- Normal functioning of the nervous system
- DNA synthesis
- Metabolism of fatty acids and amino acids
- Good mental health
- Preventing cognitive decline
Diabetes in the United States
According to the Centers for Disease Control and Prevention (CDC):
- More than 30 million people in the United States have diabetes and 1 in 4 of them do not know they have it.
- More than 84 million US adults (a third) have prediabetes, and 90% of them do not know they have prediabetes.
- Diabetes is the 7th leading cause of death in the United States (and may be under reported).
- Type 2 diabetes accounts for about 90% to 95% of all diagnosed cases of diabetes; Type 1 diabetes accounts for about 5%.
- In the last 20 years, the number of adults diagnosed with diabetes has more than doubled as the American population has aged and become more overweight or obese.
Risks for Developing Prediabetes or Type 2 Diabetes
The risks for developing prediabetes or type 2 diabetes are:
- Being overweight or obese
- Age 45 or older
- A family history especially a parent, brother or sister with type 2 diabetes
- Not enough physical activity and exercise
- A woman who had gestational diabetes (diabetes while pregnant) or gave birth to a baby that weighed more than 9 pounds
- African Americans, Hispanic/Latino Americans, American Indians/Alaska Natives, Pacific Islanders, and some Asian Americans are at higher risk for prediabetes and type 2 diabetes.
Complications from Diabetes
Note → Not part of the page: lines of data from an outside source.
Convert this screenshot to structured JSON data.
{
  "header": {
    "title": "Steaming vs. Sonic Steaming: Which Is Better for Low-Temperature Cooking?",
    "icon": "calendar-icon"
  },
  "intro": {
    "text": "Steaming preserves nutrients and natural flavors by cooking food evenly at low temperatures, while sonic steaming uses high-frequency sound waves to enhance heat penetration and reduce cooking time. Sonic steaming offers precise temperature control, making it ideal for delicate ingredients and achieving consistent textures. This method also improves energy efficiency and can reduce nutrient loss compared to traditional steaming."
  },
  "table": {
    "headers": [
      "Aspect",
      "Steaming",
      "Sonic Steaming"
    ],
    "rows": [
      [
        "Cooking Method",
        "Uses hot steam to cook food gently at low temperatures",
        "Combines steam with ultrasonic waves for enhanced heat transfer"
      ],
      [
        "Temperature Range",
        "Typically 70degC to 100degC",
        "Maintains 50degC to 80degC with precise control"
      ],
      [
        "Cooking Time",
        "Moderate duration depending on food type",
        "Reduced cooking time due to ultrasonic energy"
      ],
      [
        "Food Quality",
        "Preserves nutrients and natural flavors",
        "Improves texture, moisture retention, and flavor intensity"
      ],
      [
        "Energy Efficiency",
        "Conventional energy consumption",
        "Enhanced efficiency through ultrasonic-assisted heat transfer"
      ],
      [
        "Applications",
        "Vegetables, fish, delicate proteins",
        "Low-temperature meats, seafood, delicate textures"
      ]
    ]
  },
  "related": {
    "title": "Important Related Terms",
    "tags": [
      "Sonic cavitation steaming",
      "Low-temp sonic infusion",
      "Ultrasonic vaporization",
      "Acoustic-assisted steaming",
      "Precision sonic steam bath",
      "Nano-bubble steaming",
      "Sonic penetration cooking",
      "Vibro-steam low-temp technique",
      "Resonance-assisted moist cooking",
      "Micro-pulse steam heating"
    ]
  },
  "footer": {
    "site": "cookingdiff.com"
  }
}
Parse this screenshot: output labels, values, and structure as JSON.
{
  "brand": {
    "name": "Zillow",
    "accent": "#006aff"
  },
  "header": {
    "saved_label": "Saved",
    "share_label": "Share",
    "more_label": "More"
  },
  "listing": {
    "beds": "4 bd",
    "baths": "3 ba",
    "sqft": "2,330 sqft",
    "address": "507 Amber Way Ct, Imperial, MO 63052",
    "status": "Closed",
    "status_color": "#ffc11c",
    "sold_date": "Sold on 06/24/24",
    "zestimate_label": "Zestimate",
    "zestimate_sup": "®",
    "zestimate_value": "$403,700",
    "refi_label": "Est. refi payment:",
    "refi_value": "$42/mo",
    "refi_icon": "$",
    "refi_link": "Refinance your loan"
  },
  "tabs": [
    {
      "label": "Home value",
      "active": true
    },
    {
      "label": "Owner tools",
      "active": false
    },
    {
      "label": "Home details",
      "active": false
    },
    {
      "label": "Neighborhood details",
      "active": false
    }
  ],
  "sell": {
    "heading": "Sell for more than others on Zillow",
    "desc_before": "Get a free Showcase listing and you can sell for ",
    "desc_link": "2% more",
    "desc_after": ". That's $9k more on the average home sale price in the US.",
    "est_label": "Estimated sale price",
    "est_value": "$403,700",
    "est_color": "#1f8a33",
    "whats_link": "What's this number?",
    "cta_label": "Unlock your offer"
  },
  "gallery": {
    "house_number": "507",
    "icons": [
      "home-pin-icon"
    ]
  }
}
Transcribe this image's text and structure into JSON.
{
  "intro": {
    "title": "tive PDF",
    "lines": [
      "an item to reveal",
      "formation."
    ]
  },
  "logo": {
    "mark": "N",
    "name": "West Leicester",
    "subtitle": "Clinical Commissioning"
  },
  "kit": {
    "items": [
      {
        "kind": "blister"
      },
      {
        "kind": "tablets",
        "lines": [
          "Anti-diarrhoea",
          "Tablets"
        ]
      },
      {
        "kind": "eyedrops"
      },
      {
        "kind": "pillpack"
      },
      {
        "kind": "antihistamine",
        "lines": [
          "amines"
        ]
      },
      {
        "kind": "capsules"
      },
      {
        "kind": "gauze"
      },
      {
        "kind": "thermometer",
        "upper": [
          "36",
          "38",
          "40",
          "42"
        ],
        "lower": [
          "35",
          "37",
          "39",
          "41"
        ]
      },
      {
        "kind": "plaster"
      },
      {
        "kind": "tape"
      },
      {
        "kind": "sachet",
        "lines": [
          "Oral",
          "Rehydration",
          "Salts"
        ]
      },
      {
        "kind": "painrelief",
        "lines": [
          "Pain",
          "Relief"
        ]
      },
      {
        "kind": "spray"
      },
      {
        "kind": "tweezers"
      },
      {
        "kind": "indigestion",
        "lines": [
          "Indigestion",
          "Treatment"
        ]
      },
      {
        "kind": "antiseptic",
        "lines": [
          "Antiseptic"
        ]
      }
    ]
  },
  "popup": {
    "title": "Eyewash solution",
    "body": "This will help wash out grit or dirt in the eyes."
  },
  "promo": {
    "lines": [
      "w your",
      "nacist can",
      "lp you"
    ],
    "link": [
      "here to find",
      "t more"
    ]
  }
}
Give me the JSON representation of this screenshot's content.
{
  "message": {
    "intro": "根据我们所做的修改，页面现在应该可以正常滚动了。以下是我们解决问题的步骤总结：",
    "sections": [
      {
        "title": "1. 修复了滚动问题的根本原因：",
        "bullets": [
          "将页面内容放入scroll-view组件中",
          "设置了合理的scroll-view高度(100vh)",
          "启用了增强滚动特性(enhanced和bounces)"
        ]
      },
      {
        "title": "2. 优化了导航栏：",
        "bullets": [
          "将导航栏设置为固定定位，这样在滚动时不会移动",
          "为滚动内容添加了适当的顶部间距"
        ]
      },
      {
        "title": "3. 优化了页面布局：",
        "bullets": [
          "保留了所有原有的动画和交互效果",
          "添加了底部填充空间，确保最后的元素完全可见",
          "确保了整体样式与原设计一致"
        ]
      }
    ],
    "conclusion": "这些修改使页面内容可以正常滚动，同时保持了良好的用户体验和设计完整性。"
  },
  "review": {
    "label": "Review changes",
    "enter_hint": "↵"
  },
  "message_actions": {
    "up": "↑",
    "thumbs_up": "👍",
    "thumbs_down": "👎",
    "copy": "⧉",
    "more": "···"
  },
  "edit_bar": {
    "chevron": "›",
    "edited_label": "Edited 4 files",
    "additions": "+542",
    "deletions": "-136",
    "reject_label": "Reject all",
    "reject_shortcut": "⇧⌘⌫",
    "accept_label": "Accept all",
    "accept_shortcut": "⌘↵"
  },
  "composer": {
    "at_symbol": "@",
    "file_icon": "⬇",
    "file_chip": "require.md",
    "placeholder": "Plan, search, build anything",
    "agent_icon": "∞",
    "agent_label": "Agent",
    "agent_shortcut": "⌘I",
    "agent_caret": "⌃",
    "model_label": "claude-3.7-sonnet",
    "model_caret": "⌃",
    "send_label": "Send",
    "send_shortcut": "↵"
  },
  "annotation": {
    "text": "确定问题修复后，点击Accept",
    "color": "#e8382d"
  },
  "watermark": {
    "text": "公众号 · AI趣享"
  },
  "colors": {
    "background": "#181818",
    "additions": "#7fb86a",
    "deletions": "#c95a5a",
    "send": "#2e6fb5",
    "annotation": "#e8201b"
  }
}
- People with diabetes are twice as likely to have heart disease or a stroke as people without diabetes and at an earlier age.
- Diabetes is the leading cause of chronic kidney disease in the United States
- Diabetes is the leading cause for adult-onset blindness.
- As was mentioned above, diabetes is the leading cause for lower-limb amputations,
- Smokers are 30-40% more likely to develop type 2 diabetes than nonsmokers.
- People with diabetes who smoke are more likely to develop serious related health problems, including heart and kidney disease.
Cost of Diabetes
Medical costs, lost work and wages for people with diagnosed diabetes total $327 billion yearly.
Medical costs for people with diabetes are twice as high as for people who do not have diabetes.
Diabetes Monitoring, Diabetes Care and Complex Wound Care at the Park Crescent Healthcare and Rehabilitation Center in East Orange, New Jersey
The Park Crescent Healthcare and Rehabilitation Center in East Orange, New Jersey offers expert diabetes monitoring and care. They also are the main center in their area for people in need of state-of-the-art complex wound care. This includes chronic wounds and diabetic foot ulcers. See our blog post from February 1, 2019 about complex wound care at Park Crescent and about their amazing success even with chronic ulcers where the bones and tendons are exposed. Park Crescent specializes in hyperbaric oxygen therapy (HBOT) and this unique method of treatment results in very good outcomes of healing complex wounds.
Since Vitamin B12 is so important for everyone, especially for diabetics, it is important to do the simple blood test to make sure you have sufficient amounts. If you are found deficient, you will need to supplement Vitamin B12, as this can help to prevent or treat several kinds of disease conditions, including diabetic peripheral neuropathy. This can help to prevent amputations.